Information supplied →
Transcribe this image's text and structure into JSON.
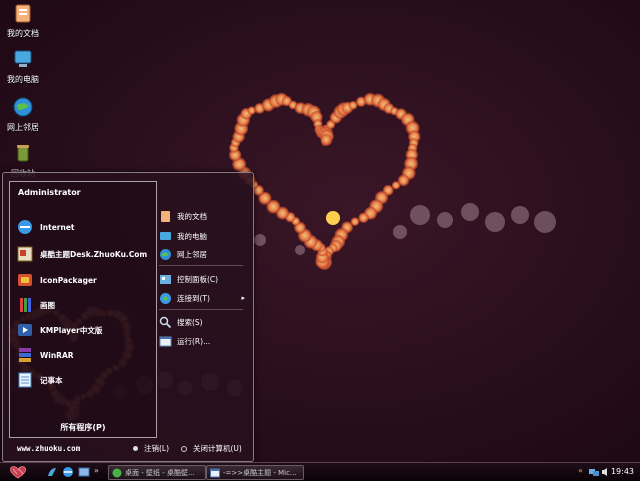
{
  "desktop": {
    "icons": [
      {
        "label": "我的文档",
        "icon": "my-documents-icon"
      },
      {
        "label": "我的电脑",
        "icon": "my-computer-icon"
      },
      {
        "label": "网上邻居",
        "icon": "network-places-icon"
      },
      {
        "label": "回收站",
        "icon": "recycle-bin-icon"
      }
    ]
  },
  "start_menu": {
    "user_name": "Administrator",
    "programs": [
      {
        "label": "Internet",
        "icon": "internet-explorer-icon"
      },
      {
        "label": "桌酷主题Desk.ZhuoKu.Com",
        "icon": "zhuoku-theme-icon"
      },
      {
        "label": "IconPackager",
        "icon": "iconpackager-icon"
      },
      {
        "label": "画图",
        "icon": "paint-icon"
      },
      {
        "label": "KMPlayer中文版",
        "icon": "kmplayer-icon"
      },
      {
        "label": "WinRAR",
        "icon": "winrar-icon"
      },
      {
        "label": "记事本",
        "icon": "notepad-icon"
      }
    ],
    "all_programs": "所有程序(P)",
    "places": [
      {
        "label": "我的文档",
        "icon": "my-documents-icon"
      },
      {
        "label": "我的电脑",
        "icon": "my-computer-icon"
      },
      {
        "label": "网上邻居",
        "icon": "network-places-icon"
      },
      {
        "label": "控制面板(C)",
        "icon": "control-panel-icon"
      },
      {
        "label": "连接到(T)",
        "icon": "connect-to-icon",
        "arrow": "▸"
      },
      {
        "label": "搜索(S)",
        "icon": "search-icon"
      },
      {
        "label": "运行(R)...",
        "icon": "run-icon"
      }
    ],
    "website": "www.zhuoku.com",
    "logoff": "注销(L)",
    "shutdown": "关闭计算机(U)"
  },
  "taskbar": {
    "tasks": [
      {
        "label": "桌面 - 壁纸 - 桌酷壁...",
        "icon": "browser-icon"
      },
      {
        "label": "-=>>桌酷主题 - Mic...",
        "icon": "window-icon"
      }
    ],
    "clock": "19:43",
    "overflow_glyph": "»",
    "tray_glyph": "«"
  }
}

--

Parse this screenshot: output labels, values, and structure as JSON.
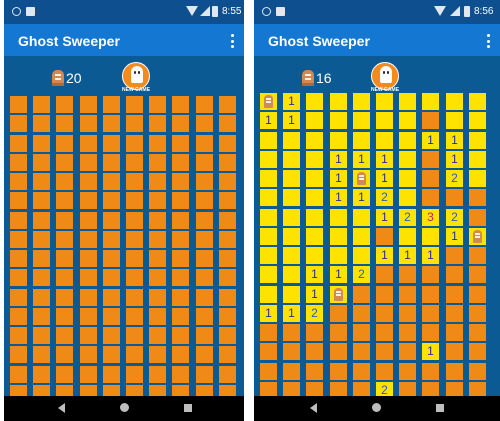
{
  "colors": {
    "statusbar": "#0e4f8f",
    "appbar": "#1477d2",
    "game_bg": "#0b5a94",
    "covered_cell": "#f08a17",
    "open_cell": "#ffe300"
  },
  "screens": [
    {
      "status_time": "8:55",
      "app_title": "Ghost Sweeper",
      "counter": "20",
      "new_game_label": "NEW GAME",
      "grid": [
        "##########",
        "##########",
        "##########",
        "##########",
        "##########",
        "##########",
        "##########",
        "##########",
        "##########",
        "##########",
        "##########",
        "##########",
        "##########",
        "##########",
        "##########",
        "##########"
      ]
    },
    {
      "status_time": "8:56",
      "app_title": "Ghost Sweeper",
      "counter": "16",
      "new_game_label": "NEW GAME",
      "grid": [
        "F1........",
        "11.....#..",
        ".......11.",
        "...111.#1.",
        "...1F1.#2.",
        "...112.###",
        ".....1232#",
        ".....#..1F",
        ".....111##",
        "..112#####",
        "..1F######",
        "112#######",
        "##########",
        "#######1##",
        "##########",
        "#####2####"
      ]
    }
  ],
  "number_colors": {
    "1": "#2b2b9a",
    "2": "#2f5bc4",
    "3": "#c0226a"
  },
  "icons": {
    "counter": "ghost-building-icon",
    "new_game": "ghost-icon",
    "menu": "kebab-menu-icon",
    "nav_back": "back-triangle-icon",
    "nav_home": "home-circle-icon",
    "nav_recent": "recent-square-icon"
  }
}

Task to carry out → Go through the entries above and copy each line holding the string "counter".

Your solution →
      "counter": "20",
      "counter": "16",
    "counter": "ghost-building-icon",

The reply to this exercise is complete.